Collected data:
_____

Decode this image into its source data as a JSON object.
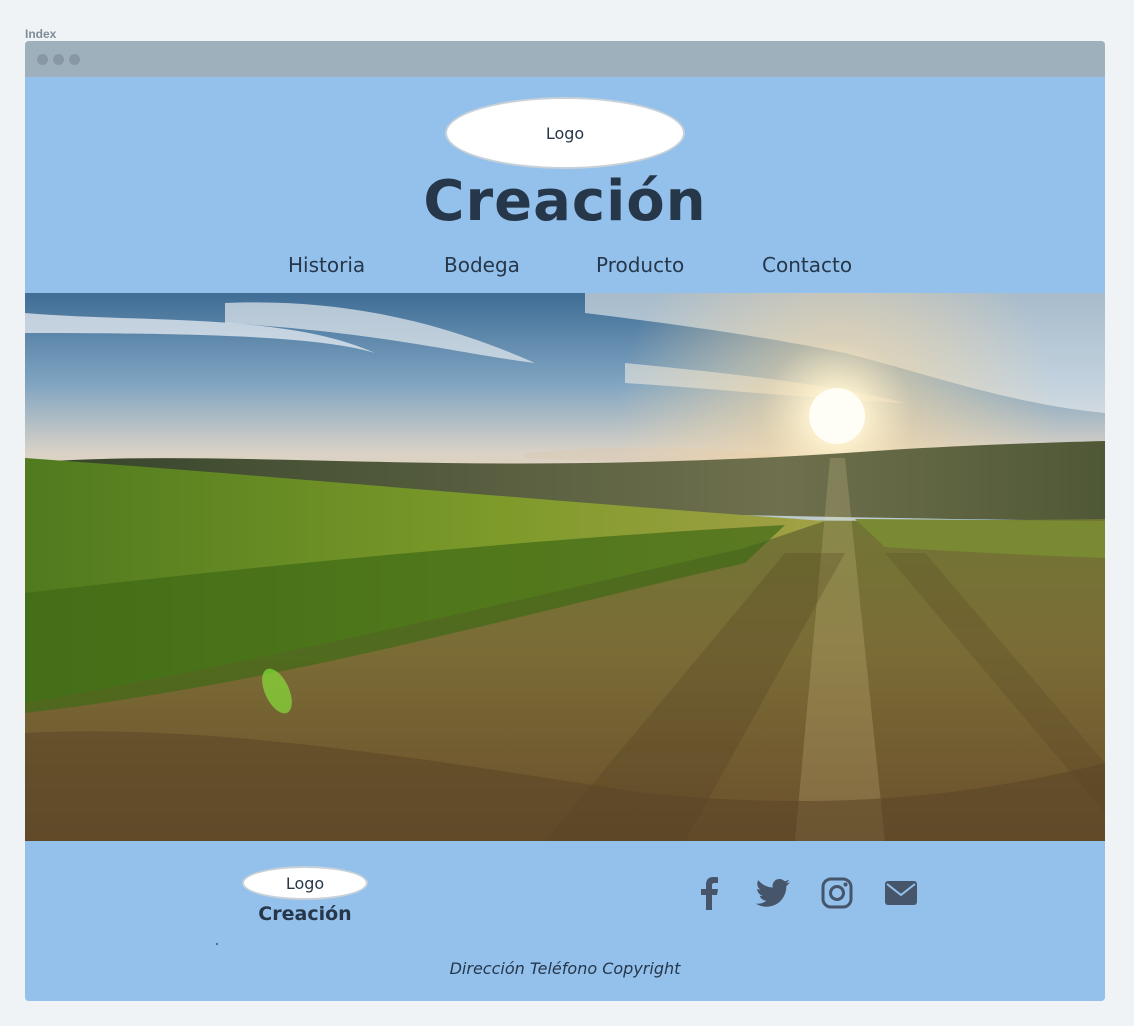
{
  "frame": {
    "label": "Index"
  },
  "header": {
    "logo_label": "Logo",
    "title": "Creación",
    "nav": [
      "Historia",
      "Bodega",
      "Producto",
      "Contacto"
    ]
  },
  "hero": {
    "icon": "vineyard-sunset-photo"
  },
  "footer": {
    "logo_label": "Logo",
    "title": "Creación",
    "social": [
      "facebook-icon",
      "twitter-icon",
      "instagram-icon",
      "mail-icon"
    ],
    "info": "Dirección Teléfono Copyright"
  },
  "colors": {
    "background": "#eff3f6",
    "panel": "#93c1ec",
    "text": "#27374a",
    "titlebar": "#9fb0bd"
  }
}
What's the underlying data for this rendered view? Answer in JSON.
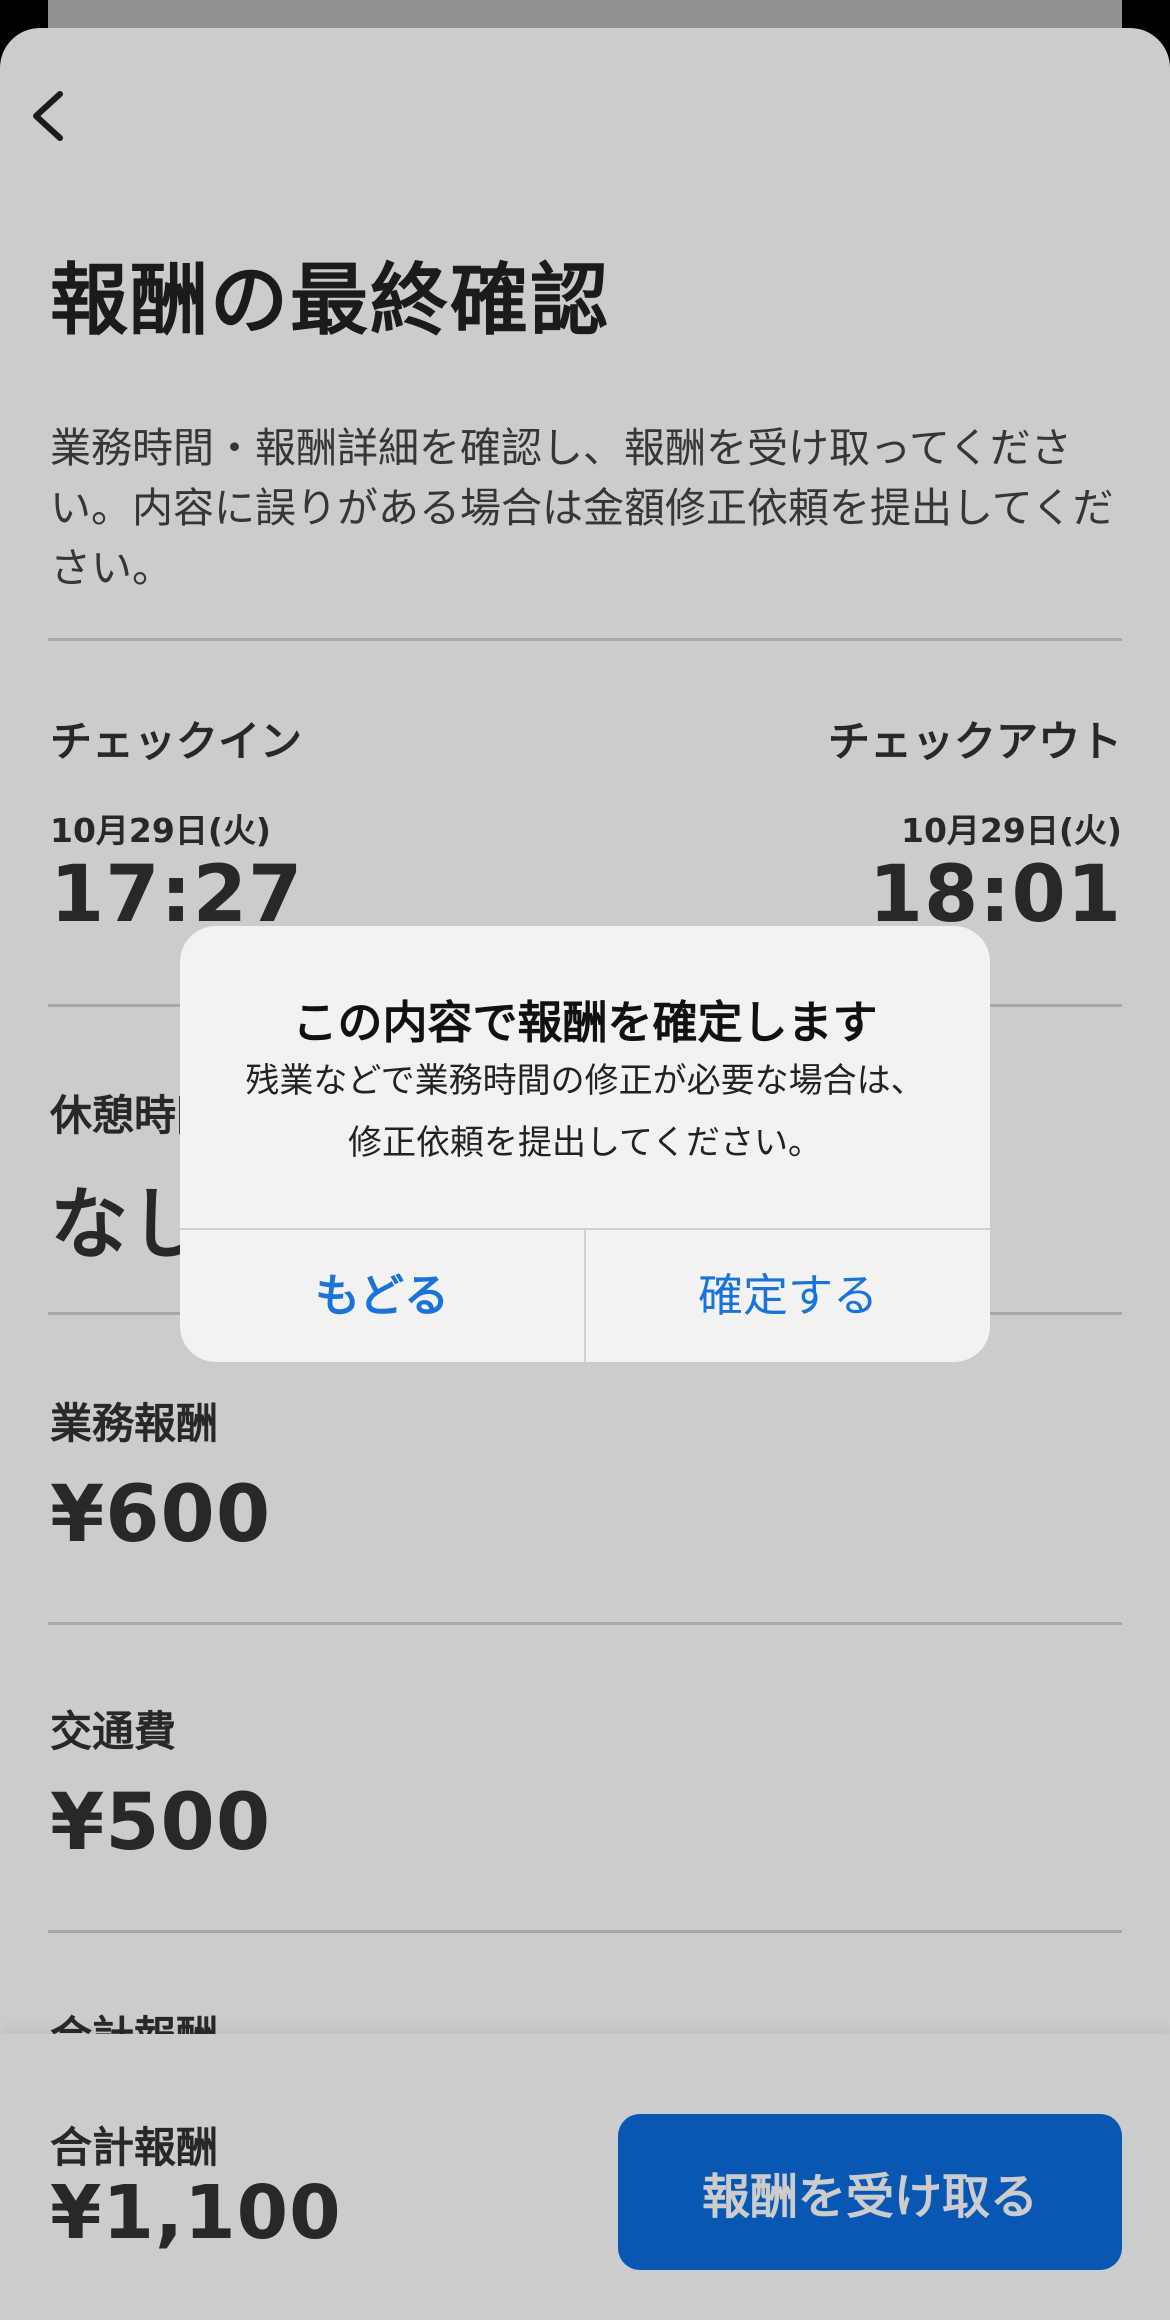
{
  "page": {
    "title": "報酬の最終確認",
    "description": "業務時間・報酬詳細を確認し、報酬を受け取ってください。内容に誤りがある場合は金額修正依頼を提出してください。"
  },
  "checkin": {
    "label": "チェックイン",
    "date": "10月29日(火)",
    "time": "17:27"
  },
  "checkout": {
    "label": "チェックアウト",
    "date": "10月29日(火)",
    "time": "18:01"
  },
  "break": {
    "label": "休憩時間",
    "value": "なし"
  },
  "work_pay": {
    "label": "業務報酬",
    "value": "¥600"
  },
  "transport": {
    "label": "交通費",
    "value": "¥500"
  },
  "total_peek": {
    "label": "合計報酬"
  },
  "bottom": {
    "total_label": "合計報酬",
    "total_value": "¥1,100",
    "cta_label": "報酬を受け取る"
  },
  "dialog": {
    "title": "この内容で報酬を確定します",
    "message_line1": "残業などで業務時間の修正が必要な場合は、",
    "message_line2": "修正依頼を提出してください。",
    "cancel_label": "もどる",
    "confirm_label": "確定する"
  },
  "colors": {
    "accent": "#0a6de0",
    "dialog_button": "#1a73d9"
  },
  "icons": {
    "back": "chevron-left-icon"
  }
}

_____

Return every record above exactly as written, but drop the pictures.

**Problem solution:**
Decode this image into its source data as a JSON object.
{
  "frame": {
    "label": "Index"
  },
  "header": {
    "logo_label": "Logo",
    "title": "Creación",
    "nav": [
      "Historia",
      "Bodega",
      "Producto",
      "Contacto"
    ]
  },
  "hero": {
    "icon": "vineyard-sunset-photo"
  },
  "footer": {
    "logo_label": "Logo",
    "title": "Creación",
    "social": [
      "facebook-icon",
      "twitter-icon",
      "instagram-icon",
      "mail-icon"
    ],
    "info": "Dirección Teléfono Copyright"
  },
  "colors": {
    "background": "#eff3f6",
    "panel": "#93c1ec",
    "text": "#27374a",
    "titlebar": "#9fb0bd"
  }
}
What's the underlying data for this rendered view? Answer in JSON.
{
  "page": {
    "title": "報酬の最終確認",
    "description": "業務時間・報酬詳細を確認し、報酬を受け取ってください。内容に誤りがある場合は金額修正依頼を提出してください。"
  },
  "checkin": {
    "label": "チェックイン",
    "date": "10月29日(火)",
    "time": "17:27"
  },
  "checkout": {
    "label": "チェックアウト",
    "date": "10月29日(火)",
    "time": "18:01"
  },
  "break": {
    "label": "休憩時間",
    "value": "なし"
  },
  "work_pay": {
    "label": "業務報酬",
    "value": "¥600"
  },
  "transport": {
    "label": "交通費",
    "value": "¥500"
  },
  "total_peek": {
    "label": "合計報酬"
  },
  "bottom": {
    "total_label": "合計報酬",
    "total_value": "¥1,100",
    "cta_label": "報酬を受け取る"
  },
  "dialog": {
    "title": "この内容で報酬を確定します",
    "message_line1": "残業などで業務時間の修正が必要な場合は、",
    "message_line2": "修正依頼を提出してください。",
    "cancel_label": "もどる",
    "confirm_label": "確定する"
  },
  "colors": {
    "accent": "#0a6de0",
    "dialog_button": "#1a73d9"
  },
  "icons": {
    "back": "chevron-left-icon"
  }
}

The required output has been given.